Source data
=-=-=-=-=
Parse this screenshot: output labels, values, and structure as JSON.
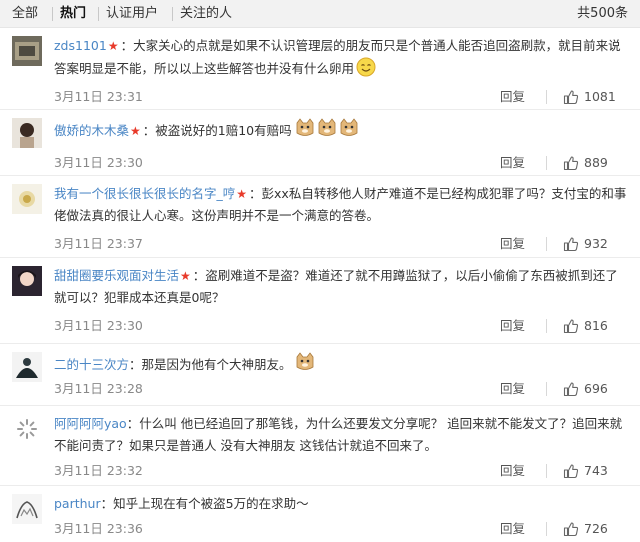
{
  "tabs": {
    "all": "全部",
    "hot": "热门",
    "verified": "认证用户",
    "following": "关注的人",
    "total": "共500条"
  },
  "comments": [
    {
      "username": "zds1101",
      "text": "：大家关心的点就是如果不认识管理层的朋友而只是个普通人能否追回盗刷款，就目前来说答案明显是不能，所以以上这些解答也并没有什么卵用",
      "time": "3月11日 23:31",
      "reply": "回复",
      "likes": "1081",
      "emoji": "smile"
    },
    {
      "username": "傲娇的木木桑",
      "text": "：被盗说好的1赔10有赔吗",
      "time": "3月11日 23:30",
      "reply": "回复",
      "likes": "889",
      "emoji": "doge x3"
    },
    {
      "username": "我有一个很长很长很长的名字_哼",
      "text": "：彭xx私自转移他人财产难道不是已经构成犯罪了吗？支付宝的和事佬做法真的很让人心寒。这份声明并不是一个满意的答卷。",
      "time": "3月11日 23:37",
      "reply": "回复",
      "likes": "932"
    },
    {
      "username": "甜甜圈要乐观面对生活",
      "text": "：盗刷难道不是盗？难道还了就不用蹲监狱了，以后小偷偷了东西被抓到还了就可以？犯罪成本还真是0呢？",
      "time": "3月11日 23:30",
      "reply": "回复",
      "likes": "816"
    },
    {
      "username": "二的十三次方",
      "text": "：那是因为他有个大神朋友。",
      "time": "3月11日 23:28",
      "reply": "回复",
      "likes": "696",
      "emoji": "doge"
    },
    {
      "username": "阿阿阿阿yao",
      "text": "：什么叫 他已经追回了那笔钱，为什么还要发文分享呢？ 追回来就不能发文了？追回来就不能问责了？如果只是普通人 没有大神朋友 这钱估计就追不回来了。",
      "time": "3月11日 23:32",
      "reply": "回复",
      "likes": "743"
    },
    {
      "username": "parthur",
      "text": "：知乎上现在有个被盗5万的在求助～",
      "time": "3月11日 23:36",
      "reply": "回复",
      "likes": "726"
    }
  ],
  "colors": {
    "username": "#4a86c5",
    "star": "#e83a2a",
    "meta": "#888888",
    "tab_bg": "#f2f2f2"
  }
}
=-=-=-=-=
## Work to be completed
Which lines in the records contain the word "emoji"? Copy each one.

## Answer area
      "emoji": "smile"
      "emoji": "doge x3"
      "emoji": "doge"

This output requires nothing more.